In the entries below, find the lines with the word "icon" and copy them.

[DATA FOR THIS EXERCISE]

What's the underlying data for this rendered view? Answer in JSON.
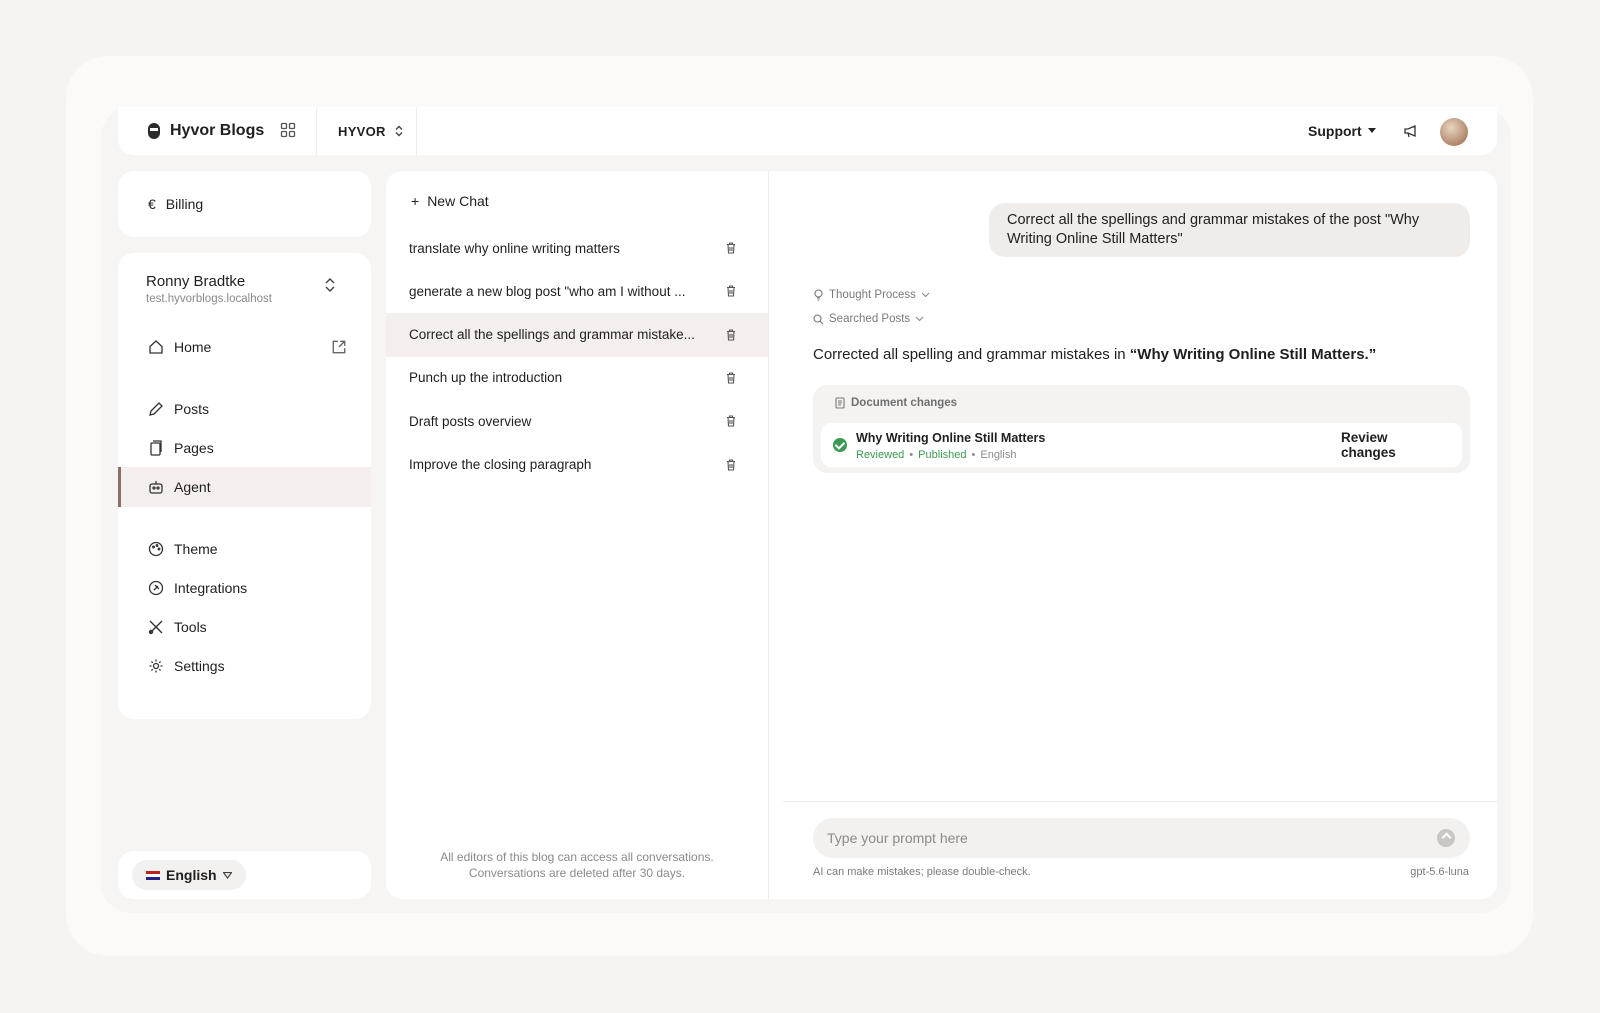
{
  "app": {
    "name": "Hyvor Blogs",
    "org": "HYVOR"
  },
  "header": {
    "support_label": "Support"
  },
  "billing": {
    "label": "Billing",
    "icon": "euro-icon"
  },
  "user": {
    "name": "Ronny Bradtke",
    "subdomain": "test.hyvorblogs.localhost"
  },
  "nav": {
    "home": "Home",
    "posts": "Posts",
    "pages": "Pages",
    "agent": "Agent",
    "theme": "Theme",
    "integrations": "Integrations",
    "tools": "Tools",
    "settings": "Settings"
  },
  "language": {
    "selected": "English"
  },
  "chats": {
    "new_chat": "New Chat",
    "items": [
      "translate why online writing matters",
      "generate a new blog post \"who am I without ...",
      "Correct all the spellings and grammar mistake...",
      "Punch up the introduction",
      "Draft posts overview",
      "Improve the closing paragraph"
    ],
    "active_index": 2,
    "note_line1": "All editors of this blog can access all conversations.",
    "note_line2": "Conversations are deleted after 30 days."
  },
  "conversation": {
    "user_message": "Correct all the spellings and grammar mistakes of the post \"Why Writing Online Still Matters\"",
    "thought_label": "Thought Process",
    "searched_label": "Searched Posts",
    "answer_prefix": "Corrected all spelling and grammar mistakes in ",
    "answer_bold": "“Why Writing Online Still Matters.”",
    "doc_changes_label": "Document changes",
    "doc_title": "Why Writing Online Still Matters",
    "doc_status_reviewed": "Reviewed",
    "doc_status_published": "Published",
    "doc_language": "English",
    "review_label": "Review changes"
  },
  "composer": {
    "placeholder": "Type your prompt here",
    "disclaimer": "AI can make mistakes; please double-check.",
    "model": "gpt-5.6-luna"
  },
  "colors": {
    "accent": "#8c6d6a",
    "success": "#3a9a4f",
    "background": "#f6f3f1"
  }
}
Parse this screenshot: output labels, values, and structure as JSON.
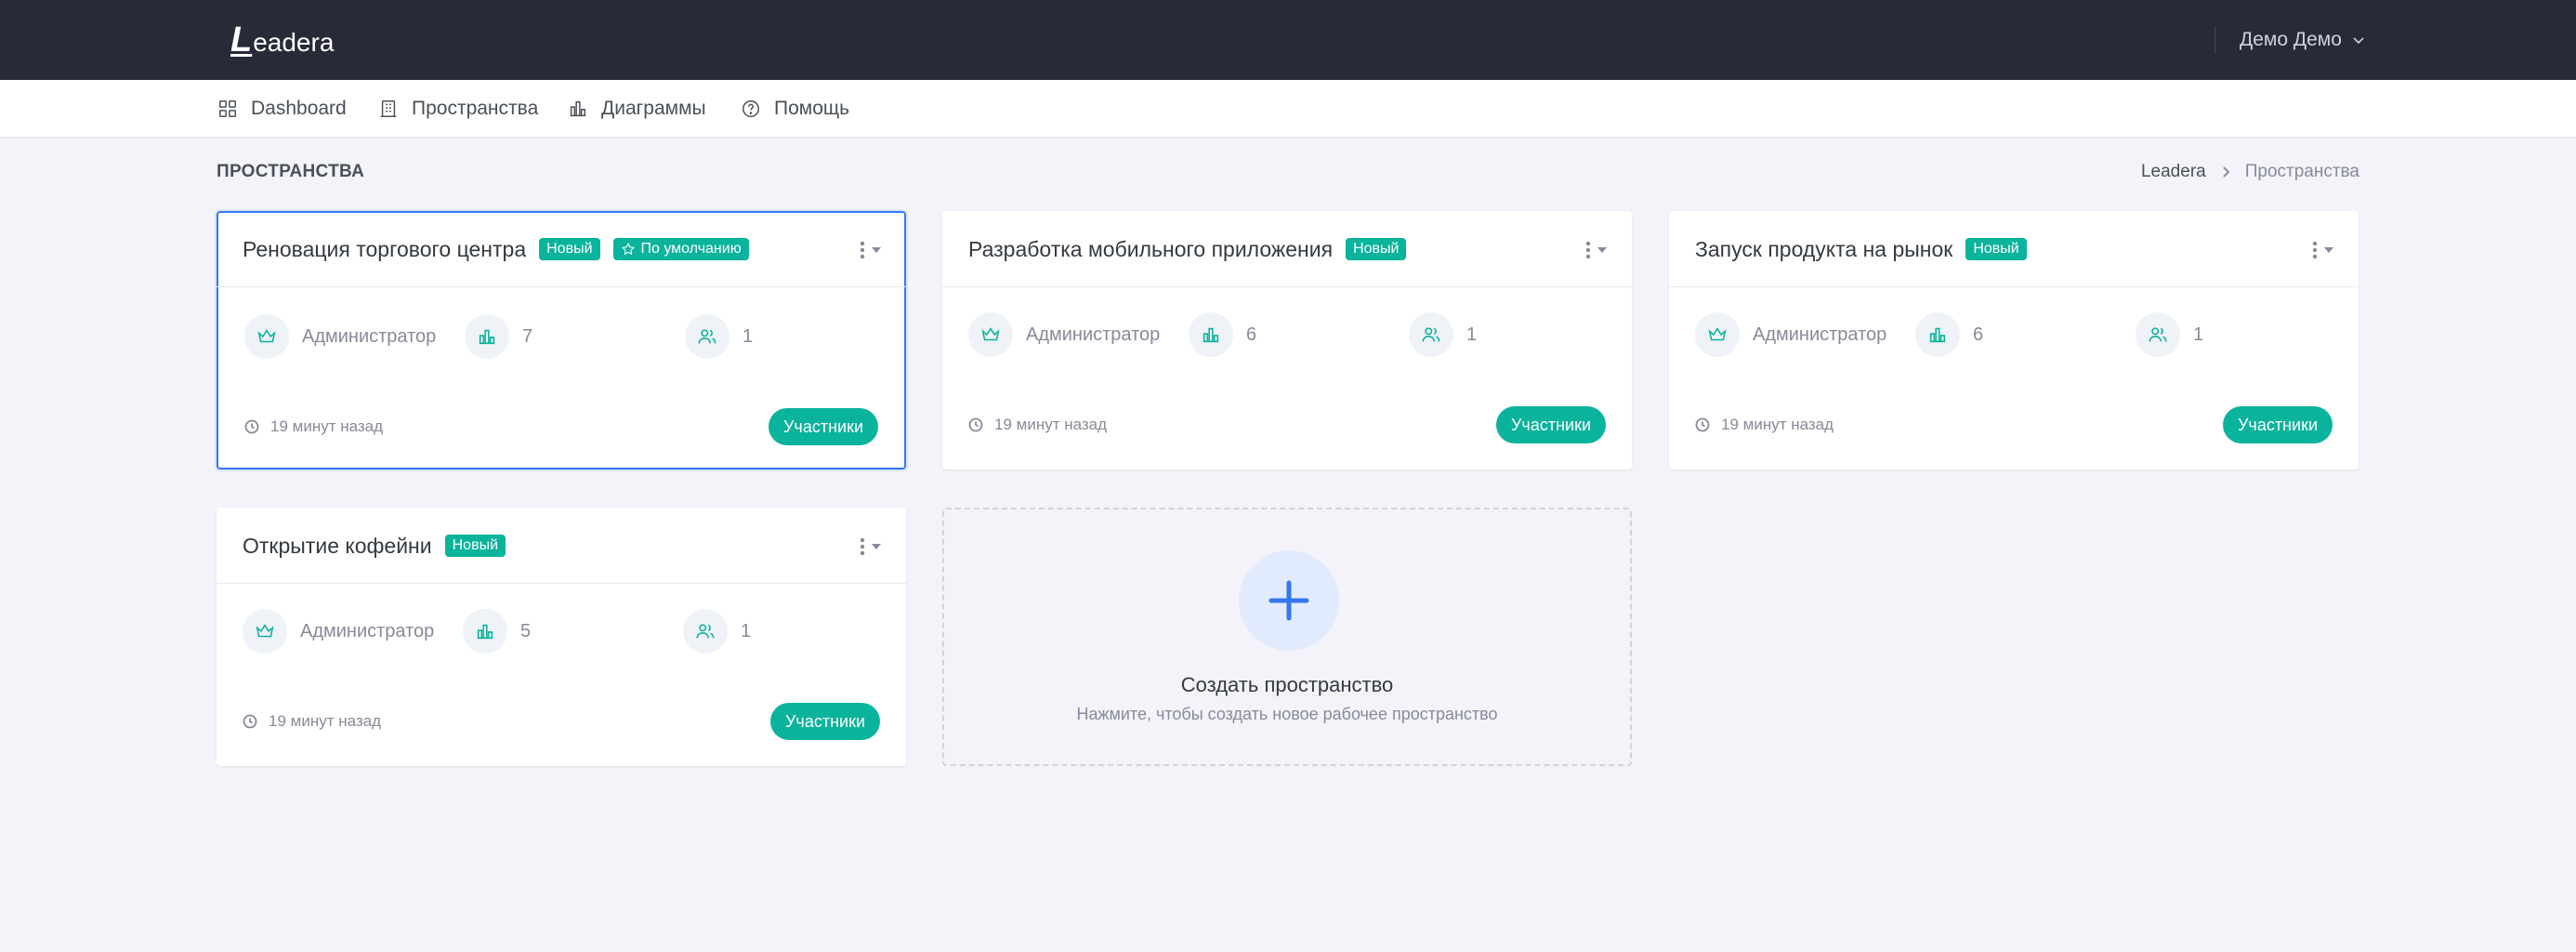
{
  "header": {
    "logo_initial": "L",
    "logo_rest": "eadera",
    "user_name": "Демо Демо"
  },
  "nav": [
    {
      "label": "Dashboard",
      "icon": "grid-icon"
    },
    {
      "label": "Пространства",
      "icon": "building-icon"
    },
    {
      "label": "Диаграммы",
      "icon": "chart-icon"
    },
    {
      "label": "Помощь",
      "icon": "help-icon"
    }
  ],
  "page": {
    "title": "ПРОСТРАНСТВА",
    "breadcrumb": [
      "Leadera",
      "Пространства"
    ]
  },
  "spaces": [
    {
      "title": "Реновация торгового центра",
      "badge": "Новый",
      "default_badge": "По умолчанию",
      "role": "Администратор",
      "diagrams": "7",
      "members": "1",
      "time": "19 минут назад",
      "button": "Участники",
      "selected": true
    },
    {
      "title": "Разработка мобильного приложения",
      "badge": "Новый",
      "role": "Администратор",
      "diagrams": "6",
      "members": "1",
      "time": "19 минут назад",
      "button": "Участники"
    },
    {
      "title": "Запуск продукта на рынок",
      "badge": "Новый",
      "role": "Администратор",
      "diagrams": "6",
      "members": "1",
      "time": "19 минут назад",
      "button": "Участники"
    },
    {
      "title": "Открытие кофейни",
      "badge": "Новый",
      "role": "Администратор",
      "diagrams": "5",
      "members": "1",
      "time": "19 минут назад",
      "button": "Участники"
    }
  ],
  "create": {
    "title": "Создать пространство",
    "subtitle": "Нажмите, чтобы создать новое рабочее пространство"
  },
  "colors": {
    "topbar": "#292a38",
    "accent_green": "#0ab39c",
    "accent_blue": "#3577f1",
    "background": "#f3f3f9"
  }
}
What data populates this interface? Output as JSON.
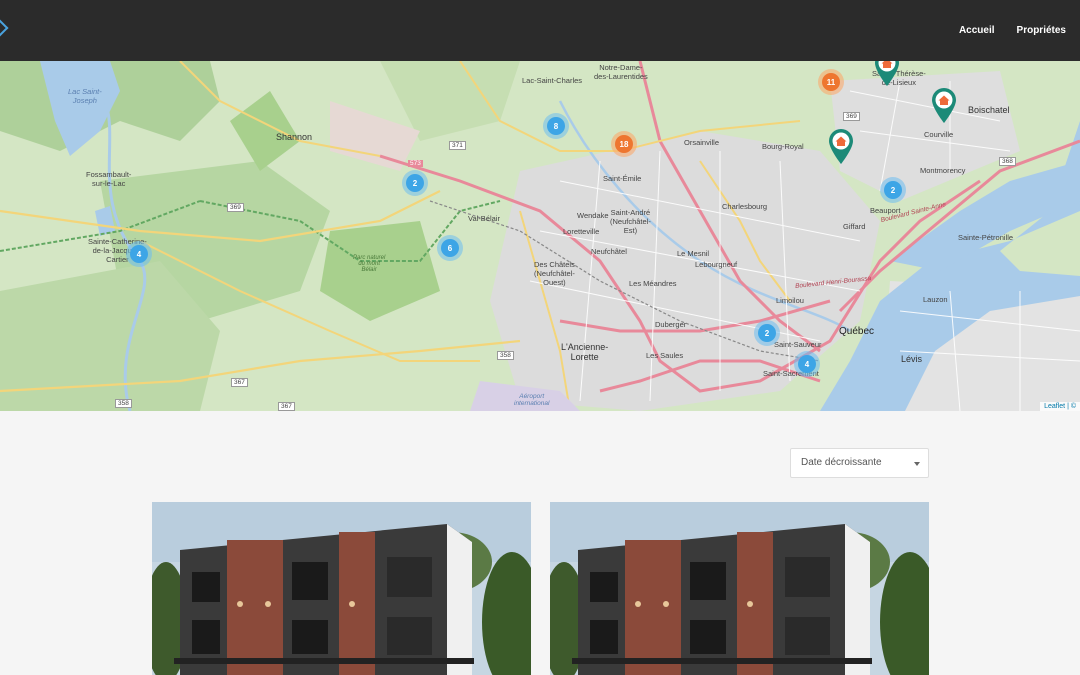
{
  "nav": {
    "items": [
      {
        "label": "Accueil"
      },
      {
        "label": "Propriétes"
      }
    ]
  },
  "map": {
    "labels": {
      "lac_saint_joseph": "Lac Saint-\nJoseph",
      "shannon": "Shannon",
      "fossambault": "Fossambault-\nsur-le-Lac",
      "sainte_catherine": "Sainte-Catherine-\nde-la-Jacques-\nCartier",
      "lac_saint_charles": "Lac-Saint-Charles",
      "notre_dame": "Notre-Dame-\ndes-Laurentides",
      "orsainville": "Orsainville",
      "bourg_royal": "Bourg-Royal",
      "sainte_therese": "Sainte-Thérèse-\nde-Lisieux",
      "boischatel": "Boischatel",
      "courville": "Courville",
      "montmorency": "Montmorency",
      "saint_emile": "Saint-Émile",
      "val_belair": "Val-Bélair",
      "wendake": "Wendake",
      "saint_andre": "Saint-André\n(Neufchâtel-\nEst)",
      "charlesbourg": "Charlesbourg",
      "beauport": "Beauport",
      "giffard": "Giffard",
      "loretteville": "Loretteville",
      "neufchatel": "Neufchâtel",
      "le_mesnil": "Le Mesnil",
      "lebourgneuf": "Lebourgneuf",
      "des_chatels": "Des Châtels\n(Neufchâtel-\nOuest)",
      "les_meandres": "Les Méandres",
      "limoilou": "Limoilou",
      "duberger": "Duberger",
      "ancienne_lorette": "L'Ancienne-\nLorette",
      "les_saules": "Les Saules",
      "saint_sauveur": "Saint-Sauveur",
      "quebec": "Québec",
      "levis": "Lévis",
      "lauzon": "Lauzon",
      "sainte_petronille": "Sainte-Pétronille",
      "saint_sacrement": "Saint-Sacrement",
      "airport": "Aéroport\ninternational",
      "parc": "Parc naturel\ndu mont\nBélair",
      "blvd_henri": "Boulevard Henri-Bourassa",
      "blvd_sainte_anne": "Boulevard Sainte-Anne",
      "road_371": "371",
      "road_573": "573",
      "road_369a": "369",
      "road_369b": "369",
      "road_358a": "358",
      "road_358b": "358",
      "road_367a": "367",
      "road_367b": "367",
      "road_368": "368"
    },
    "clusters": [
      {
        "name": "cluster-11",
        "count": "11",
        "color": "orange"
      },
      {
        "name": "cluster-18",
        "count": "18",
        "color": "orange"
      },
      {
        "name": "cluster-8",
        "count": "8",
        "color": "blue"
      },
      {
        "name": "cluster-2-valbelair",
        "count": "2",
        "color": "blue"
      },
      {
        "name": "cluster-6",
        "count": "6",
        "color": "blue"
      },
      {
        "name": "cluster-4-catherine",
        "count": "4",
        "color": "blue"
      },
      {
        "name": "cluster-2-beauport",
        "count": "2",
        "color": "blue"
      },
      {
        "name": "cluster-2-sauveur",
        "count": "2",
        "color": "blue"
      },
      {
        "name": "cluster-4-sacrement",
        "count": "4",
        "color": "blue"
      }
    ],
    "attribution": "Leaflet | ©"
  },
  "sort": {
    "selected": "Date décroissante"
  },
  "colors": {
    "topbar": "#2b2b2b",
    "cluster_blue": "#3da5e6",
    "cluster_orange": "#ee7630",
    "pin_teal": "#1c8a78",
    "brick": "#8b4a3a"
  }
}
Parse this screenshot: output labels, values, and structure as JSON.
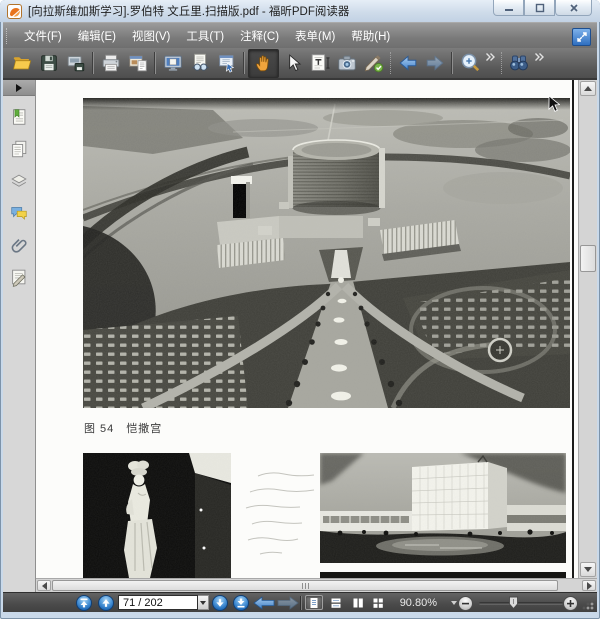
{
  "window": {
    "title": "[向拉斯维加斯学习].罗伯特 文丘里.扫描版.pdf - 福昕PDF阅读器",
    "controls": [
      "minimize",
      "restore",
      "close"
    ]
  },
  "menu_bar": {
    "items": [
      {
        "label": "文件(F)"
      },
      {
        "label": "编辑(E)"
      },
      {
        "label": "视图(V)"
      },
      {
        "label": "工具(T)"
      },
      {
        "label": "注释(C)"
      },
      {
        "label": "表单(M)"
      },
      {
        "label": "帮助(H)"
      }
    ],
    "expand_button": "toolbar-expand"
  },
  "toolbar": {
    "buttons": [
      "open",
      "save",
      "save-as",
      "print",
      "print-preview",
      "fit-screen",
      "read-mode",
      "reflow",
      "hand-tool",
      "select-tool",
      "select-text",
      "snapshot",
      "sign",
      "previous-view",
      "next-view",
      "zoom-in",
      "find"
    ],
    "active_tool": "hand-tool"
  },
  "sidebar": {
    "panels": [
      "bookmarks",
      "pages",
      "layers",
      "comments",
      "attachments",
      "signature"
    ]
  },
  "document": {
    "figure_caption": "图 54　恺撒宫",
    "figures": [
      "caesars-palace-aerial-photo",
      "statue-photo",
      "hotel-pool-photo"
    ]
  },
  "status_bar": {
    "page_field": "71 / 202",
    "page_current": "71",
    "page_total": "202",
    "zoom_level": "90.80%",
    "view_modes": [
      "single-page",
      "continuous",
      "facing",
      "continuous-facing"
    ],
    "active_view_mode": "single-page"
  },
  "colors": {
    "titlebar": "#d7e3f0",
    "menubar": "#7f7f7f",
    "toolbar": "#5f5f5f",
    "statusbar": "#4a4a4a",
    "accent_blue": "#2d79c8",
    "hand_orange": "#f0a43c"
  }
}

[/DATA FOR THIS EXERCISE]

* _WORKED SOLUTION_:
    "icon": "euro-icon"
      "icon": "grid-icon"
      "icon": "building-icon"
      "icon": "chart-icon"
      "icon": "help-icon"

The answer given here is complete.